### Exercise
Every record below is to be copied exactly, with its images omitted.

### Data listing

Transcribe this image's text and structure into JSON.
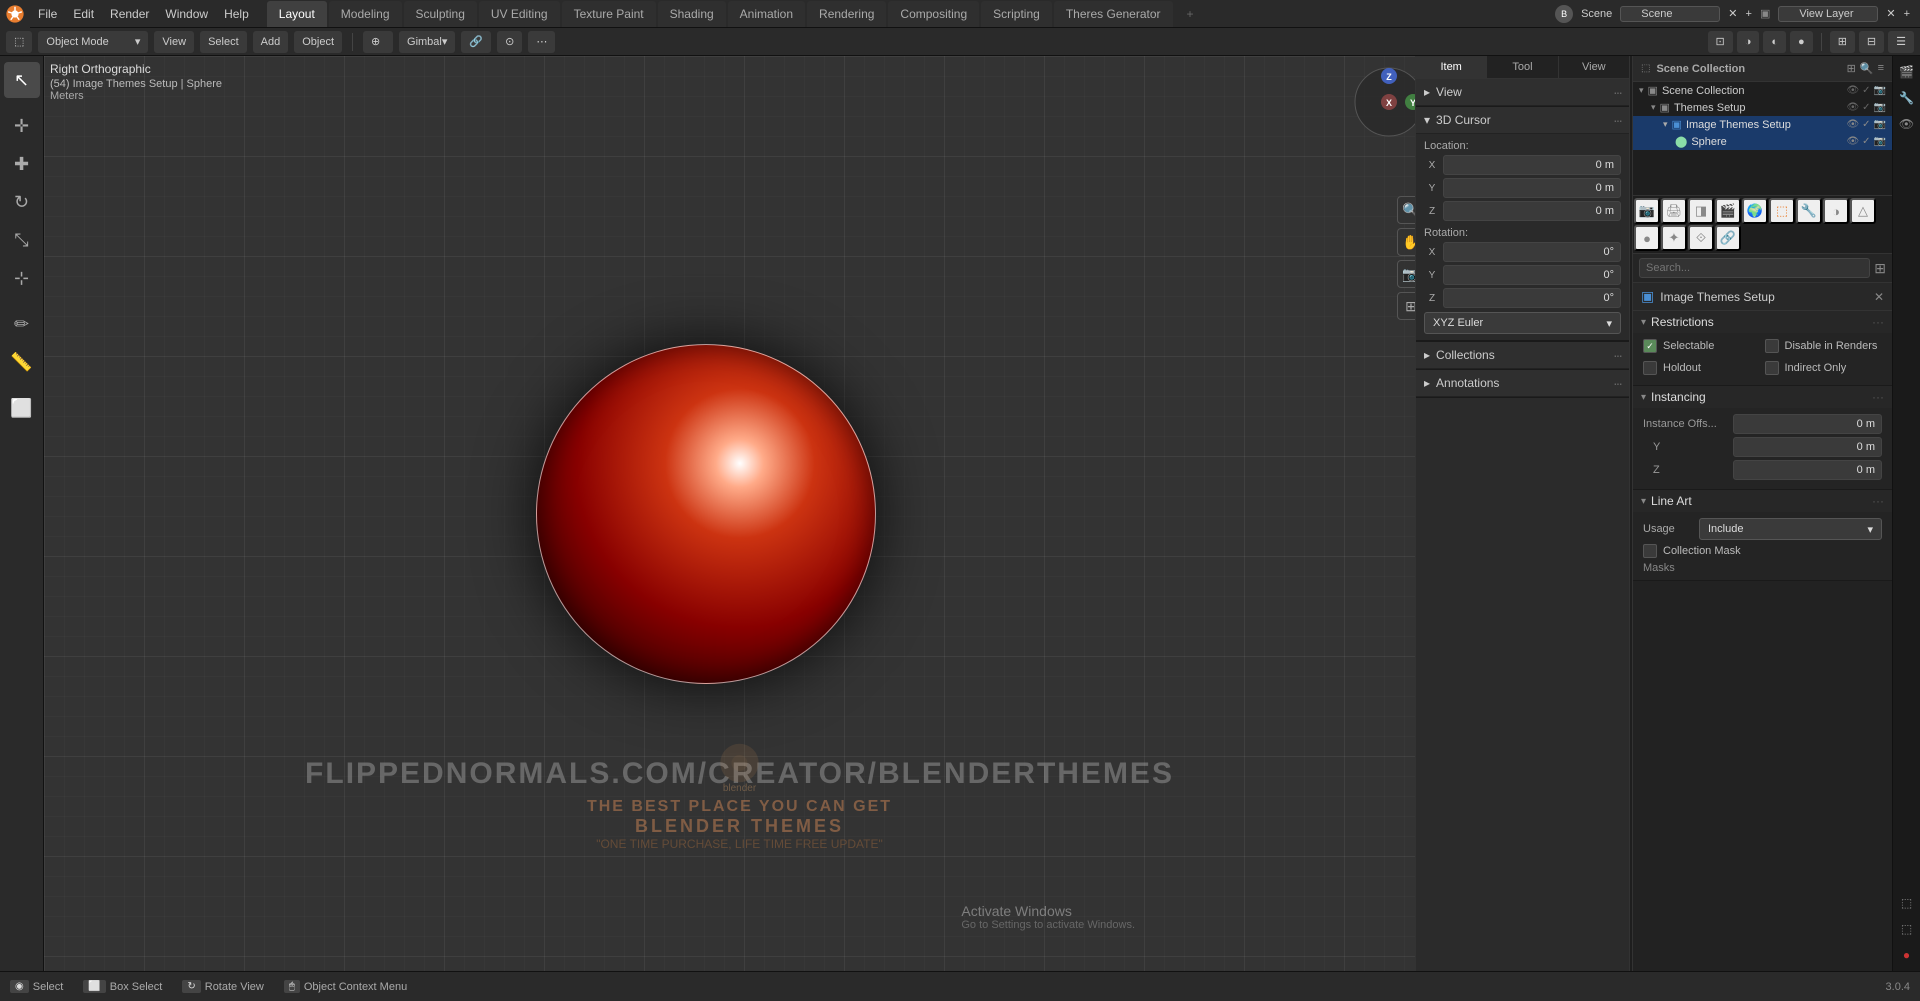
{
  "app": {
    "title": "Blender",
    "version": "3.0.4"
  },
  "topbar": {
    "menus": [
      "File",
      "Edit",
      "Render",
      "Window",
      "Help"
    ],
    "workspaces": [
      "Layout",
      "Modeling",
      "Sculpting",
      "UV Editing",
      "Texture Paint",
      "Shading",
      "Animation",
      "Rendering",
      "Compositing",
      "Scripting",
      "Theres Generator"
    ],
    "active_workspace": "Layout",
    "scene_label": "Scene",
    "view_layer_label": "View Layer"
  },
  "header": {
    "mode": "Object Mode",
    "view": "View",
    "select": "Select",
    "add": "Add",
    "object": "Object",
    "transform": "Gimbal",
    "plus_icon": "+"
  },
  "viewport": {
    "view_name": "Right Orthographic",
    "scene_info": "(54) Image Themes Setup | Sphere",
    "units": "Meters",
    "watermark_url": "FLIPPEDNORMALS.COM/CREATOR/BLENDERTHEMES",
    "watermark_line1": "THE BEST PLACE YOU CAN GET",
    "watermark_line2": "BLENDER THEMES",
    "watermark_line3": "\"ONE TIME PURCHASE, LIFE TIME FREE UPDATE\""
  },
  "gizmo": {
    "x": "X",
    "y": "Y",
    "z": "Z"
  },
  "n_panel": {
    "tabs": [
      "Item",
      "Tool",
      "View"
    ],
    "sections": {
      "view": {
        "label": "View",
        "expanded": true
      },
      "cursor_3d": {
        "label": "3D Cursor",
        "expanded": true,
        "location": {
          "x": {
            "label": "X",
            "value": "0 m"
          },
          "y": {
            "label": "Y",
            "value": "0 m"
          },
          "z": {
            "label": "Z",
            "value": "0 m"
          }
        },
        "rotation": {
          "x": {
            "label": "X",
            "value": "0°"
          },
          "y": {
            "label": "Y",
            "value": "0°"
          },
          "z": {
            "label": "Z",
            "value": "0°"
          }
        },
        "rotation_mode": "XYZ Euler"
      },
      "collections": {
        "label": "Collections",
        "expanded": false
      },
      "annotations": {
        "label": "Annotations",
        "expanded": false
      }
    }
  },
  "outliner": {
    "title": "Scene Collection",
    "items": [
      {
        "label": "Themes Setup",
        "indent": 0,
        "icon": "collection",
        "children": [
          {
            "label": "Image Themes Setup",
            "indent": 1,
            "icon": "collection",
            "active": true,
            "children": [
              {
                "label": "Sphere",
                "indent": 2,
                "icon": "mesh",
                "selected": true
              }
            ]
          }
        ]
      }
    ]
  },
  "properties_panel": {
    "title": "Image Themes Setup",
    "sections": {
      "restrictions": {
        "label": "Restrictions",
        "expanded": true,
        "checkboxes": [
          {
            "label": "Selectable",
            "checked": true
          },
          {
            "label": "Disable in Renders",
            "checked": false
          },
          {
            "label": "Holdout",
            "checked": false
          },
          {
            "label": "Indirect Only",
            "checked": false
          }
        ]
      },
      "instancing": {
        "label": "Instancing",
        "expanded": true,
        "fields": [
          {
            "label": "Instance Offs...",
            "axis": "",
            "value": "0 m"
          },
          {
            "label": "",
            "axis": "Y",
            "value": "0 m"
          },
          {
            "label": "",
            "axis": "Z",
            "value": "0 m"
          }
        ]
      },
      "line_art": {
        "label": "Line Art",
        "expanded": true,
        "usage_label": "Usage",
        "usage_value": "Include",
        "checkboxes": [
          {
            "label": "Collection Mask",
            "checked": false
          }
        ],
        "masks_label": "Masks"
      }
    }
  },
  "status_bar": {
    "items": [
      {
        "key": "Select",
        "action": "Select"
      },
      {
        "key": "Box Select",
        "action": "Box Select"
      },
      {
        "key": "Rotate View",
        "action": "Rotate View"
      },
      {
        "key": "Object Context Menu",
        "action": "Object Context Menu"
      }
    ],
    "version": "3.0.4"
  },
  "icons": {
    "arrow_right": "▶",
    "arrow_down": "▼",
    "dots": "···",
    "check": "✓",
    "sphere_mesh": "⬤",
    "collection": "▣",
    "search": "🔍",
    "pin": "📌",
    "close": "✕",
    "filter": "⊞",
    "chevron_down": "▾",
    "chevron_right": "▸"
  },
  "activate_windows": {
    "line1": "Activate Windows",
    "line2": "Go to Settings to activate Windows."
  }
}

### Reply
Transcribe this image's text and structure into JSON.
{
  "app": {
    "title": "Blender",
    "version": "3.0.4"
  },
  "topbar": {
    "menus": [
      "File",
      "Edit",
      "Render",
      "Window",
      "Help"
    ],
    "workspaces": [
      "Layout",
      "Modeling",
      "Sculpting",
      "UV Editing",
      "Texture Paint",
      "Shading",
      "Animation",
      "Rendering",
      "Compositing",
      "Scripting",
      "Theres Generator"
    ],
    "active_workspace": "Layout",
    "scene_label": "Scene",
    "view_layer_label": "View Layer"
  },
  "header": {
    "mode": "Object Mode",
    "view": "View",
    "select": "Select",
    "add": "Add",
    "object": "Object",
    "transform": "Gimbal",
    "plus_icon": "+"
  },
  "viewport": {
    "view_name": "Right Orthographic",
    "scene_info": "(54) Image Themes Setup | Sphere",
    "units": "Meters",
    "watermark_url": "FLIPPEDNORMALS.COM/CREATOR/BLENDERTHEMES",
    "watermark_line1": "THE BEST PLACE YOU CAN GET",
    "watermark_line2": "BLENDER THEMES",
    "watermark_line3": "\"ONE TIME PURCHASE, LIFE TIME FREE UPDATE\""
  },
  "gizmo": {
    "x": "X",
    "y": "Y",
    "z": "Z"
  },
  "n_panel": {
    "tabs": [
      "Item",
      "Tool",
      "View"
    ],
    "sections": {
      "view": {
        "label": "View",
        "expanded": true
      },
      "cursor_3d": {
        "label": "3D Cursor",
        "expanded": true,
        "location": {
          "x": {
            "label": "X",
            "value": "0 m"
          },
          "y": {
            "label": "Y",
            "value": "0 m"
          },
          "z": {
            "label": "Z",
            "value": "0 m"
          }
        },
        "rotation": {
          "x": {
            "label": "X",
            "value": "0°"
          },
          "y": {
            "label": "Y",
            "value": "0°"
          },
          "z": {
            "label": "Z",
            "value": "0°"
          }
        },
        "rotation_mode": "XYZ Euler"
      },
      "collections": {
        "label": "Collections",
        "expanded": false
      },
      "annotations": {
        "label": "Annotations",
        "expanded": false
      }
    }
  },
  "outliner": {
    "title": "Scene Collection",
    "items": [
      {
        "label": "Themes Setup",
        "indent": 0,
        "icon": "collection",
        "children": [
          {
            "label": "Image Themes Setup",
            "indent": 1,
            "icon": "collection",
            "active": true,
            "children": [
              {
                "label": "Sphere",
                "indent": 2,
                "icon": "mesh",
                "selected": true
              }
            ]
          }
        ]
      }
    ]
  },
  "properties_panel": {
    "title": "Image Themes Setup",
    "sections": {
      "restrictions": {
        "label": "Restrictions",
        "expanded": true,
        "checkboxes": [
          {
            "label": "Selectable",
            "checked": true
          },
          {
            "label": "Disable in Renders",
            "checked": false
          },
          {
            "label": "Holdout",
            "checked": false
          },
          {
            "label": "Indirect Only",
            "checked": false
          }
        ]
      },
      "instancing": {
        "label": "Instancing",
        "expanded": true,
        "fields": [
          {
            "label": "Instance Offs...",
            "axis": "",
            "value": "0 m"
          },
          {
            "label": "",
            "axis": "Y",
            "value": "0 m"
          },
          {
            "label": "",
            "axis": "Z",
            "value": "0 m"
          }
        ]
      },
      "line_art": {
        "label": "Line Art",
        "expanded": true,
        "usage_label": "Usage",
        "usage_value": "Include",
        "checkboxes": [
          {
            "label": "Collection Mask",
            "checked": false
          }
        ],
        "masks_label": "Masks"
      }
    }
  },
  "status_bar": {
    "items": [
      {
        "key": "Select",
        "action": "Select"
      },
      {
        "key": "Box Select",
        "action": "Box Select"
      },
      {
        "key": "Rotate View",
        "action": "Rotate View"
      },
      {
        "key": "Object Context Menu",
        "action": "Object Context Menu"
      }
    ],
    "version": "3.0.4"
  },
  "icons": {
    "arrow_right": "▶",
    "arrow_down": "▼",
    "dots": "···",
    "check": "✓",
    "sphere_mesh": "⬤",
    "collection": "▣",
    "search": "🔍",
    "pin": "📌",
    "close": "✕",
    "filter": "⊞",
    "chevron_down": "▾",
    "chevron_right": "▸"
  },
  "activate_windows": {
    "line1": "Activate Windows",
    "line2": "Go to Settings to activate Windows."
  }
}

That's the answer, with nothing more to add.